Dataset excerpts:
Start of Block

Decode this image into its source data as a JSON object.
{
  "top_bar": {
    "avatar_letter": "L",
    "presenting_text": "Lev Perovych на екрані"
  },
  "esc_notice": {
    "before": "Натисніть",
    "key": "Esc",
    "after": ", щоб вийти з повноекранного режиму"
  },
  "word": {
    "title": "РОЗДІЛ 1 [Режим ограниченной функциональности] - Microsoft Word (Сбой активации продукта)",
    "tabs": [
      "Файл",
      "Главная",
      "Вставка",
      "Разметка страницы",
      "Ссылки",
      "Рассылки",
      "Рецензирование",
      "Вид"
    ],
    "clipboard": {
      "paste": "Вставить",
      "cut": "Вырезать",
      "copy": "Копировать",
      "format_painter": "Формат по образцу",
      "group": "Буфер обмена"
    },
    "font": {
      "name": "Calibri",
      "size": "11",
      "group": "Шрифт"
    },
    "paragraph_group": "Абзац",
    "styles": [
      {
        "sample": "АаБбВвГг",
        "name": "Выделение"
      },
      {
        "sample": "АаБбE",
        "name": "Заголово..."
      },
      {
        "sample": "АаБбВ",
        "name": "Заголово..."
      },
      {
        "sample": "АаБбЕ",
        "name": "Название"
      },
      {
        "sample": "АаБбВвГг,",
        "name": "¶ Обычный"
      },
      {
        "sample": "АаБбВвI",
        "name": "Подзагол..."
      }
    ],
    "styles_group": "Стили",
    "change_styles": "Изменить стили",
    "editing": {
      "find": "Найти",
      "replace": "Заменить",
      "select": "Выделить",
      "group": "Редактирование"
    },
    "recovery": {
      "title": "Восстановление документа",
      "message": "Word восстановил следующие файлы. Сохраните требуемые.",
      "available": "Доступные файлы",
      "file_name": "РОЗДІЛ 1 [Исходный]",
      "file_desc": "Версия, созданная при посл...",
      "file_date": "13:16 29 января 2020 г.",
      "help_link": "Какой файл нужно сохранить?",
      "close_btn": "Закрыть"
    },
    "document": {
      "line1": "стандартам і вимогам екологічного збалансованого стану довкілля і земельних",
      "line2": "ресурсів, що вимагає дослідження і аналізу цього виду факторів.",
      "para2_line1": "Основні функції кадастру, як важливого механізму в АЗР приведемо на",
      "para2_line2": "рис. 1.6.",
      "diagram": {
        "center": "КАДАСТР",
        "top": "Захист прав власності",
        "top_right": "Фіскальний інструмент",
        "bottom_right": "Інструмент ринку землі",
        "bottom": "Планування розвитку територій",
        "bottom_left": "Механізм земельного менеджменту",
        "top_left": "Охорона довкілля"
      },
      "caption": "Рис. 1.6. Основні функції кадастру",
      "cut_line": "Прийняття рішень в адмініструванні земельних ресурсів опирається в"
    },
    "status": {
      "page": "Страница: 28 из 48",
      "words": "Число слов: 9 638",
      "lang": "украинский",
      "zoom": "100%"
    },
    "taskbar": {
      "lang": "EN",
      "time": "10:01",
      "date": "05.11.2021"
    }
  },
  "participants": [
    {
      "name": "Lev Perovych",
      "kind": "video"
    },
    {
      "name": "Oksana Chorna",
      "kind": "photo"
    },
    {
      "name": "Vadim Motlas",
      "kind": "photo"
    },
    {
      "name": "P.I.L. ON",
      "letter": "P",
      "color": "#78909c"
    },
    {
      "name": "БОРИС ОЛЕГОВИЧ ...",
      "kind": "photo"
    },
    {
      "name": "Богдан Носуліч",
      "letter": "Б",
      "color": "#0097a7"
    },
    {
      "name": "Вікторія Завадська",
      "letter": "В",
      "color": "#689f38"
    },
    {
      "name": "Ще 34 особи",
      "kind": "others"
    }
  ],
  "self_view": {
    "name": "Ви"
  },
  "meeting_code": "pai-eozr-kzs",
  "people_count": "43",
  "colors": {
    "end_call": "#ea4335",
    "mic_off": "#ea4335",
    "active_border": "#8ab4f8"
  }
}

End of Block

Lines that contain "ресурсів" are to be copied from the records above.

      "line2": "ресурсів, що вимагає дослідження і аналізу цього виду факторів.",
      "cut_line": "Прийняття рішень в адмініструванні земельних ресурсів опирається в"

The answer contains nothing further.